Why is this the case? Is it because we do not think that equinus is really that big of a deal? If that is the case for you, pick up a journal and read up on equinus. Your patients will thank you later.
Is it because we think this group of patients function at a low level and the effect of equinus is minimal? This is absurd. Why do they develop so many pressure related pathologies? How hard is it to get them off their feet when they have an ulcer or acute Charcot deformity? This will clarify their actual level of activity.
Could it be that we are just lazy? Do we feel that debriding their nails and calluses, sticking them in diabetic shoes and orthoses, and educating them about their feet is enough? I am sorry but as the kids say nowadays, really?
I want to discuss a couple of critical articles, which you have hopefully run across somewhere along the line. If not, please read them. (Oh, by the way, I am convinced that the lazy thing is the problem.)
What The Literature Reveals
I think most of the population has equinus. Interestingly enough, patients with diabetes are even more likely to have equinus. In 1997, Grant and colleagues examined the effects of diabetes on the Achilles tendon with an electron microscope.1 They took Achilles tendon samples from 12 patients with diabetes and five non-diabetic patients with foot pathology undergoing foot surgery. Researchers subsequently examined these specimens under an electron microscope. The findings showed the patients with diabetes had increased packing density of collagen fibrils, decreases in fibrillar diameter and abnormal fibril morphology. The theory for these findings is non-enzymatic glycation over many years. In the non-diabetics, the fine structure of the Achilles tendon remained normal. These changes in the patients with diabetes lead to extreme shortening of the gastroc-soleus complex. From here, a multitude of problems occur.
What is the big deal when it comes to diabetic patients with equinus? That is what Lavery, Armstrong and Boulton examined in their study in 2002.2 They examined 1,666 patients with diabetes over two years, placed patients in risk categories and treated them according to risk-based protocols. The authors defined equinus as ankle joint dorsiflexion of less than 0 degrees. Their findings showed the equinus group had three times higher peak plantar pressures in the forefoot in comparison to the non-equinus group.
In this study the authors found a 10.3 percent rate of equinus in patients with diabetes. (I think this is easily low because of the study authors’ definition of equinus. Remember, there is no standard definition of equinus.) Patients with equinus also had a significantly longer duration of diabetes than those without equinus.
Is that enough evidence-based medicine for you? I have shown you why equinus develops in the patient with diabetes and what this can lead to with two excellent studies. Now let us move on to a call to action for you when you are treating all your patients with diabetes.
Examine them for equinus correctly with the subtalar joint in neutral position and the midtarsal joint locked with the knee extended and flexed. Have a standard definition you are going to use for defining equinus. I would suggest Sgarlato’s definition of less than 10 degrees of dorsiflexion.3

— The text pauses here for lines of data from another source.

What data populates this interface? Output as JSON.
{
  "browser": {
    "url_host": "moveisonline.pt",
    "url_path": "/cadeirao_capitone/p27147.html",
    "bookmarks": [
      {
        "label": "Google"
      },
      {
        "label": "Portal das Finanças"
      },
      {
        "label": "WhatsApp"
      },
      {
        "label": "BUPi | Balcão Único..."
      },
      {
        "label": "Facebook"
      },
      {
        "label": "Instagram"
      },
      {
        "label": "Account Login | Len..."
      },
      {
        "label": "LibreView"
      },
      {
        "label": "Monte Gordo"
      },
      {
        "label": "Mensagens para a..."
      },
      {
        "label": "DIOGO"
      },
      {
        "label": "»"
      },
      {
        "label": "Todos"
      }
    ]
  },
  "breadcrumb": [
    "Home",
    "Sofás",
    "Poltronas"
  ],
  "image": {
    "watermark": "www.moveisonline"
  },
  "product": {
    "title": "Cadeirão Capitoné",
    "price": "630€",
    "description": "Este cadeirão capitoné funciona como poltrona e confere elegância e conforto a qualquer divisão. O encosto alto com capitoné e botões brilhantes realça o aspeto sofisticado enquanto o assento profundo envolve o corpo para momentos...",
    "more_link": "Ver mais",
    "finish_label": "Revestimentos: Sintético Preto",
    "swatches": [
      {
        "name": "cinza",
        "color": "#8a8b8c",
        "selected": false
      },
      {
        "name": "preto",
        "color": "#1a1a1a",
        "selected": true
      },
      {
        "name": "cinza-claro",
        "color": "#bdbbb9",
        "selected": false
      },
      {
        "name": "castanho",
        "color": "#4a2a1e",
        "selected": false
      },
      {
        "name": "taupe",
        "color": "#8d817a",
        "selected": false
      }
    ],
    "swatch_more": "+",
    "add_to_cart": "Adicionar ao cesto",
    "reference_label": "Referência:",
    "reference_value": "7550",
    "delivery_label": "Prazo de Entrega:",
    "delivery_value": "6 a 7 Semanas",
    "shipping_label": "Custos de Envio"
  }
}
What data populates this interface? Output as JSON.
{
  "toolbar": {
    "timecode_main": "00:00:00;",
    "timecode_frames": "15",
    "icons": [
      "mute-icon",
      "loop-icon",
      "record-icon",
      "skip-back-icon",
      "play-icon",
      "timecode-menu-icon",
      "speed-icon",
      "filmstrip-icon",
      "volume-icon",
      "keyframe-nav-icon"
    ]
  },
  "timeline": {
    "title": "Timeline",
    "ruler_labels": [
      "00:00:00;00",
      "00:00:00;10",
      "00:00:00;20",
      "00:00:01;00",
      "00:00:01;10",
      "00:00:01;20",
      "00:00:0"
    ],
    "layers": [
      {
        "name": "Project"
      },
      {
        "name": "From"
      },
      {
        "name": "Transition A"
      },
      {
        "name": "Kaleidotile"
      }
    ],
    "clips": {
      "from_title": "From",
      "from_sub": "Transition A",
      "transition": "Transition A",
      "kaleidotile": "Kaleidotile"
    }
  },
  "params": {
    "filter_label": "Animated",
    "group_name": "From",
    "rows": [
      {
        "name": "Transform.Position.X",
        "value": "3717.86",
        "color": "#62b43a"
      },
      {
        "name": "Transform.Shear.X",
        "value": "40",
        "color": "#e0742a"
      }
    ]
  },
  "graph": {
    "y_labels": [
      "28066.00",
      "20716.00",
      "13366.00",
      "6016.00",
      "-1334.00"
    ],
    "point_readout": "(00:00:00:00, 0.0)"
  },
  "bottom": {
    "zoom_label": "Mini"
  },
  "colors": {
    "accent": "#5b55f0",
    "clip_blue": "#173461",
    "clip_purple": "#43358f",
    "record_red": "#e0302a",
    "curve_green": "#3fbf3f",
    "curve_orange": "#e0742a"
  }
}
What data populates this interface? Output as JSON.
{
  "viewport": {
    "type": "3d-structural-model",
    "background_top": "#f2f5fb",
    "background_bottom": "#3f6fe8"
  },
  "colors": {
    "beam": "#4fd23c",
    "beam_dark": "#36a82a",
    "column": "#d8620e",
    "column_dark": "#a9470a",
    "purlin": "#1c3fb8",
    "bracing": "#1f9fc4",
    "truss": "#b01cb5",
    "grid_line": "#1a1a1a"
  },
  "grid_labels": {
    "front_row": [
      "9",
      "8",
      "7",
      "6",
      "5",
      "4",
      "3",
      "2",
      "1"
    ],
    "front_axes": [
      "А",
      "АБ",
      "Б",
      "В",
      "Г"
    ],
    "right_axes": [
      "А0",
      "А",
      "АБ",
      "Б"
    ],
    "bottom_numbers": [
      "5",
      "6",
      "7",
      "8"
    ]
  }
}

Place these patients in standard risk categories and treat them accordingly. Here is the kicker. If the patient has equinus, treat the equinus also. I know it is earth shattering and maybe a little radical, but trust me on this one.
I suggest bracing therapy for equinus (I will have much more to say about this in another blog). Brace patients until they are stretched. Then continue to check them to make sure they are staying stretched and do not require subsequent treatment. Best wishes and stay diligent in what you do.
1. Grant WP, Sullivan R, Sonenshine DE, et al. Electron microscopic investigation of the effects of diabetes mellitus on the Achilles tendon. J Foot Ankle Surg. 1997; 36(4):272.
2. Lavery LA, Armstrong DG, Boulton AJ. Ankle equinus deformity and its relationship to high plantar pressure in a large population with diabetes mellitus. J Am Podiatr Med Assoc. 2002; 92(9):479.
3. Sgarlato TE, Morgan J, Shane HS, Frenkenberg A. Tendo Achilles lengthening and its effect on foot disorders. J Am Podiatry Assoc. 1975; 65(9):849-71.